Your instructions: Nothing in the records that follow should differ once you have copied them out.

Provided material:
###

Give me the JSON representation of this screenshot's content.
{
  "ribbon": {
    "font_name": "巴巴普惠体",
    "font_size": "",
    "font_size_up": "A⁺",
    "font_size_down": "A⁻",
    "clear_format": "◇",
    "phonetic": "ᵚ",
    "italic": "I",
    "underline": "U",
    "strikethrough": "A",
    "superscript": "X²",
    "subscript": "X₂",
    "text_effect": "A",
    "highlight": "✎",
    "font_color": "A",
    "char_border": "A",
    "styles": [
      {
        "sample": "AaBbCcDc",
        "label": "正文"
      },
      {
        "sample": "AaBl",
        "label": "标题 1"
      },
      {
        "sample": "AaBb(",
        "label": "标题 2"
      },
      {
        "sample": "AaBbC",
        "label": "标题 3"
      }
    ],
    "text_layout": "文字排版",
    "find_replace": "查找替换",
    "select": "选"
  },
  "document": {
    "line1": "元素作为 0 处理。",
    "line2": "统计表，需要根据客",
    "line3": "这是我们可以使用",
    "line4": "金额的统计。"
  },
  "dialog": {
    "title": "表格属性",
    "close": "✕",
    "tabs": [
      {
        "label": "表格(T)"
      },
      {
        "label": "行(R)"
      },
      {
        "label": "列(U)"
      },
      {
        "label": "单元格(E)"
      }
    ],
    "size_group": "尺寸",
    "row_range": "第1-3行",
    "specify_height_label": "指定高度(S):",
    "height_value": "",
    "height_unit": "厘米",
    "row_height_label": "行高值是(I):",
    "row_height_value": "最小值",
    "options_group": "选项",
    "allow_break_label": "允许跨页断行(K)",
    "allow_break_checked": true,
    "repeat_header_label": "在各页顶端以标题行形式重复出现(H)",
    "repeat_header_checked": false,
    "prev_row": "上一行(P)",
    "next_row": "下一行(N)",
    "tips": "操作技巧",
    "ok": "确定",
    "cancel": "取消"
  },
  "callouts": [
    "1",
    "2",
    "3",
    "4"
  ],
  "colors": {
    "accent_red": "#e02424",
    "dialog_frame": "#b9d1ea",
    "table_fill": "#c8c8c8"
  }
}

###

Solution:
Give me the JSON representation of this screenshot's content.
{
  "ribbon": {
    "font_name": "巴巴普惠体",
    "font_size": "",
    "font_size_up": "A⁺",
    "font_size_down": "A⁻",
    "clear_format": "◇",
    "phonetic": "ᵚ",
    "italic": "I",
    "underline": "U",
    "strikethrough": "A",
    "superscript": "X²",
    "subscript": "X₂",
    "text_effect": "A",
    "highlight": "✎",
    "font_color": "A",
    "char_border": "A",
    "styles": [
      {
        "sample": "AaBbCcDc",
        "label": "正文"
      },
      {
        "sample": "AaBl",
        "label": "标题 1"
      },
      {
        "sample": "AaBb(",
        "label": "标题 2"
      },
      {
        "sample": "AaBbC",
        "label": "标题 3"
      }
    ],
    "text_layout": "文字排版",
    "find_replace": "查找替换",
    "select": "选"
  },
  "document": {
    "line1": "元素作为 0 处理。",
    "line2": "统计表，需要根据客",
    "line3": "这是我们可以使用",
    "line4": "金额的统计。"
  },
  "dialog": {
    "title": "表格属性",
    "close": "✕",
    "tabs": [
      {
        "label": "表格(T)"
      },
      {
        "label": "行(R)"
      },
      {
        "label": "列(U)"
      },
      {
        "label": "单元格(E)"
      }
    ],
    "size_group": "尺寸",
    "row_range": "第1-3行",
    "specify_height_label": "指定高度(S):",
    "height_value": "",
    "height_unit": "厘米",
    "row_height_label": "行高值是(I):",
    "row_height_value": "最小值",
    "options_group": "选项",
    "allow_break_label": "允许跨页断行(K)",
    "allow_break_checked": true,
    "repeat_header_label": "在各页顶端以标题行形式重复出现(H)",
    "repeat_header_checked": false,
    "prev_row": "上一行(P)",
    "next_row": "下一行(N)",
    "tips": "操作技巧",
    "ok": "确定",
    "cancel": "取消"
  },
  "callouts": [
    "1",
    "2",
    "3",
    "4"
  ],
  "colors": {
    "accent_red": "#e02424",
    "dialog_frame": "#b9d1ea",
    "table_fill": "#c8c8c8"
  }
}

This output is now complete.